Data provided ->
·····

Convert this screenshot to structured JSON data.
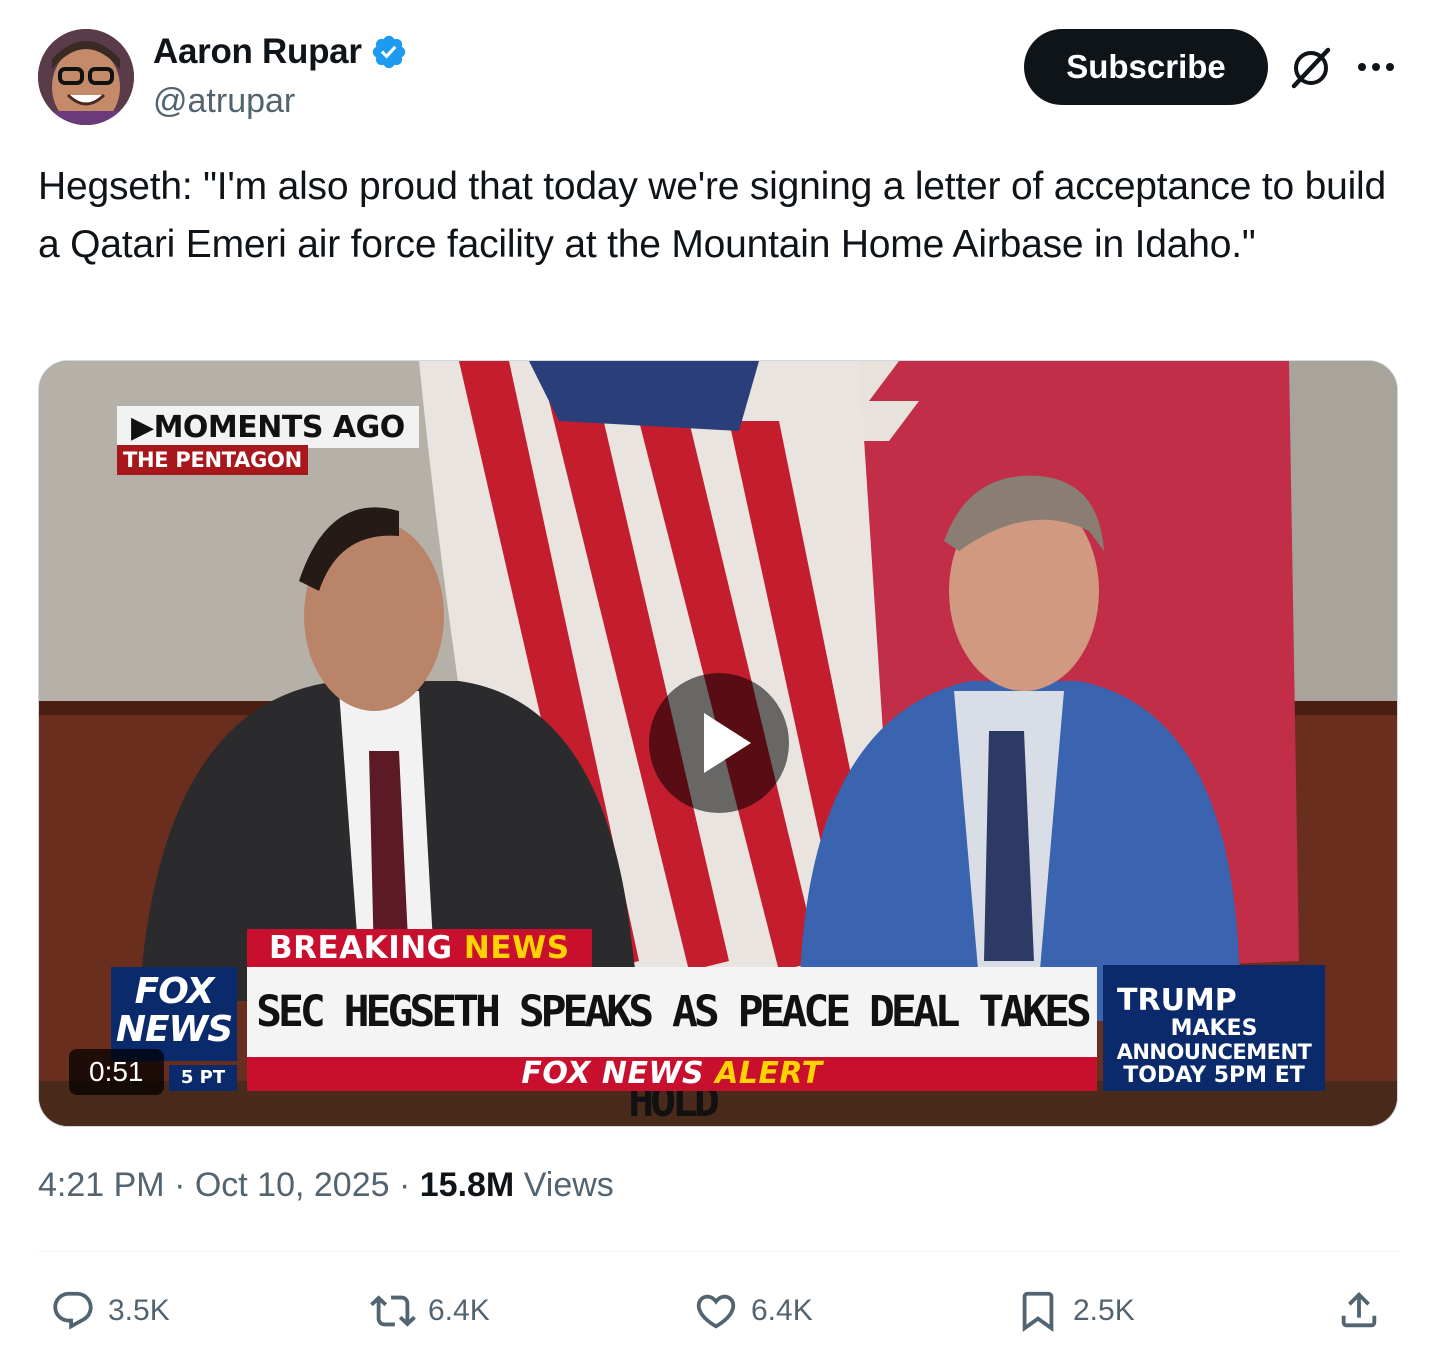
{
  "author": {
    "display_name": "Aaron Rupar",
    "handle": "@atrupar",
    "verified": true
  },
  "header": {
    "subscribe_label": "Subscribe",
    "grok_icon": "grok-icon",
    "more_icon": "more-icon"
  },
  "tweet": {
    "text": "Hegseth: \"I'm also proud that today we're signing a letter of acceptance to build a Qatari Emeri air force facility at the Mountain Home Airbase in Idaho.\""
  },
  "video": {
    "duration": "0:51",
    "overlay": {
      "moments_ago": "▶MOMENTS AGO",
      "location": "THE PENTAGON",
      "breaking_a": "BREAKING ",
      "breaking_b": "NEWS",
      "headline": "SEC HEGSETH SPEAKS AS PEACE DEAL TAKES HOLD",
      "alert_a": "FOX NEWS ",
      "alert_b": "ALERT",
      "fox_logo_1": "FOX",
      "fox_logo_2": "NEWS",
      "fox_time": "5 PT",
      "trump_1": "TRUMP",
      "trump_2": "MAKES",
      "trump_3": "ANNOUNCEMENT",
      "trump_4": "TODAY 5PM ET"
    }
  },
  "meta": {
    "time": "4:21 PM",
    "date": "Oct 10, 2025",
    "views_count": "15.8M",
    "views_label": "Views"
  },
  "actions": {
    "replies": "3.5K",
    "reposts": "6.4K",
    "likes": "6.4K",
    "bookmarks": "2.5K"
  },
  "colors": {
    "text_primary": "#0f1419",
    "text_secondary": "#536471",
    "verified_blue": "#1d9bf0",
    "subscribe_bg": "#0f1419"
  }
}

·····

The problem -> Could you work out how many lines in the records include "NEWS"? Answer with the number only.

Output of the exercise -> 3